What you have to do.
Return all lines in the data where the string "title" can be found.

Entries taken from a collection

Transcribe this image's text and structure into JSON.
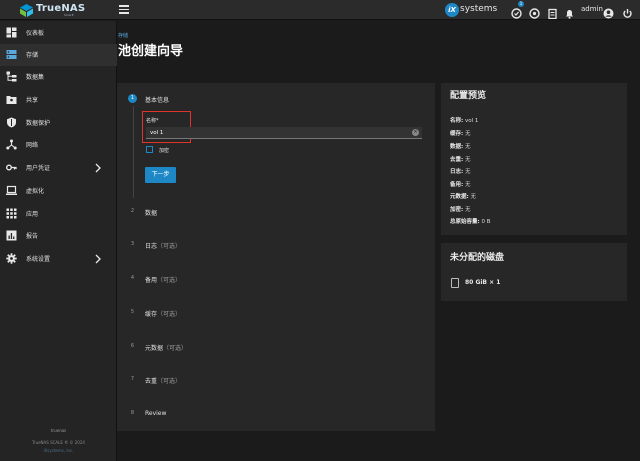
{
  "app": {
    "brand": "TrueNAS",
    "brand_sub": "SCALE",
    "vendor": "systems",
    "vendor_mark": "iX",
    "user": "admin",
    "notification_count": "1"
  },
  "sidebar": {
    "items": [
      {
        "label": "仪表板",
        "icon": "dashboard-icon"
      },
      {
        "label": "存储",
        "icon": "storage-icon"
      },
      {
        "label": "数据集",
        "icon": "datasets-icon"
      },
      {
        "label": "共享",
        "icon": "shares-icon"
      },
      {
        "label": "数据保护",
        "icon": "shield-icon"
      },
      {
        "label": "网络",
        "icon": "network-icon"
      },
      {
        "label": "用户凭证",
        "icon": "key-icon"
      },
      {
        "label": "虚拟化",
        "icon": "laptop-icon"
      },
      {
        "label": "应用",
        "icon": "apps-icon"
      },
      {
        "label": "报告",
        "icon": "reports-icon"
      },
      {
        "label": "系统设置",
        "icon": "gear-icon"
      }
    ],
    "hostname": "truenas",
    "version": "TrueNAS SCALE ® © 2024",
    "company": "iXsystems, Inc."
  },
  "page": {
    "breadcrumb": "存储",
    "title": "池创建向导"
  },
  "wizard": {
    "steps": [
      {
        "num": "1",
        "title": "基本信息",
        "optional": ""
      },
      {
        "num": "2",
        "title": "数据",
        "optional": ""
      },
      {
        "num": "3",
        "title": "日志",
        "optional": "（可选）"
      },
      {
        "num": "4",
        "title": "备用",
        "optional": "（可选）"
      },
      {
        "num": "5",
        "title": "缓存",
        "optional": "（可选）"
      },
      {
        "num": "6",
        "title": "元数据",
        "optional": "（可选）"
      },
      {
        "num": "7",
        "title": "去重",
        "optional": "（可选）"
      },
      {
        "num": "8",
        "title": "Review",
        "optional": ""
      }
    ],
    "name_label": "名称",
    "name_required": "*",
    "name_value": "vol 1",
    "encrypt_label": "加密",
    "next_label": "下一步"
  },
  "preview": {
    "title": "配置预览",
    "rows": [
      {
        "key": "名称:",
        "value": "vol 1"
      },
      {
        "key": "缓存:",
        "value": "无"
      },
      {
        "key": "数据:",
        "value": "无"
      },
      {
        "key": "去重:",
        "value": "无"
      },
      {
        "key": "日志:",
        "value": "无"
      },
      {
        "key": "备用:",
        "value": "无"
      },
      {
        "key": "元数据:",
        "value": "无"
      },
      {
        "key": "加密:",
        "value": "无"
      },
      {
        "key": "总原始容量:",
        "value": "0 B"
      }
    ]
  },
  "unassigned": {
    "title": "未分配的磁盘",
    "disk": "80 GiB × 1"
  },
  "colors": {
    "accent": "#1e88c7",
    "highlight": "#e0342a",
    "panel": "#272727",
    "background": "#1b1b1b"
  }
}
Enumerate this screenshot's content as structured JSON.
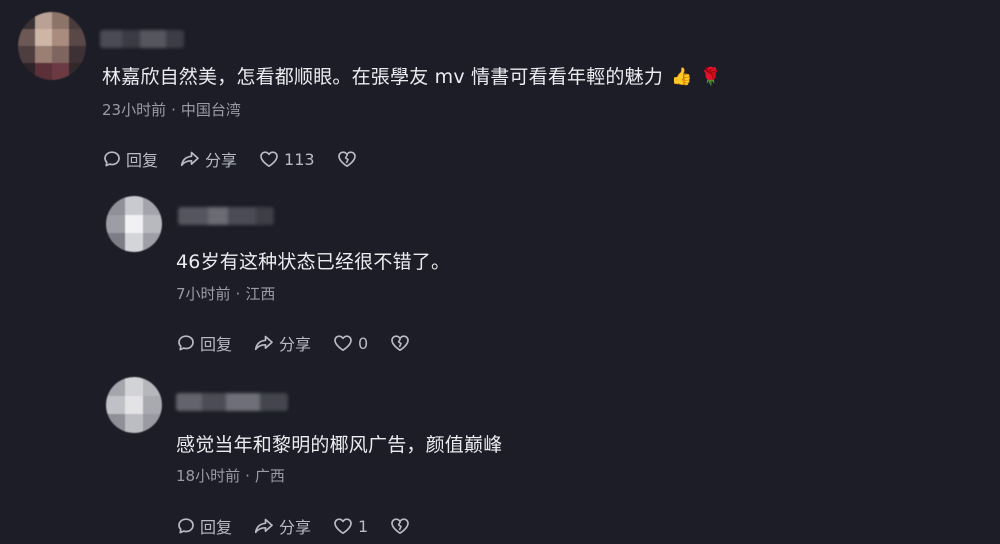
{
  "colors": {
    "background": "#1c1d26",
    "text": "#ececf0",
    "meta": "#9a9ba6",
    "action": "#b9bac4"
  },
  "comments": [
    {
      "text": "林嘉欣自然美，怎看都顺眼。在張學友 mv 情書可看看年輕的魅力",
      "emojis": [
        "👍",
        "🌹"
      ],
      "time": "23小时前",
      "location": "中国台湾",
      "reply_label": "回复",
      "share_label": "分享",
      "likes": "113"
    },
    {
      "text": "46岁有这种状态已经很不错了。",
      "time": "7小时前",
      "location": "江西",
      "reply_label": "回复",
      "share_label": "分享",
      "likes": "0"
    },
    {
      "text": "感觉当年和黎明的椰风广告，颜值巅峰",
      "time": "18小时前",
      "location": "广西",
      "reply_label": "回复",
      "share_label": "分享",
      "likes": "1"
    }
  ],
  "separator": "·"
}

The answer.
    "title": "池创建向导"
        "title": "基本信息",
        "title": "数据",
        "title": "日志",
        "title": "备用",
        "title": "缓存",
        "title": "元数据",
        "title": "去重",
        "title": "Review",
    "title": "配置预览",
    "title": "未分配的磁盘",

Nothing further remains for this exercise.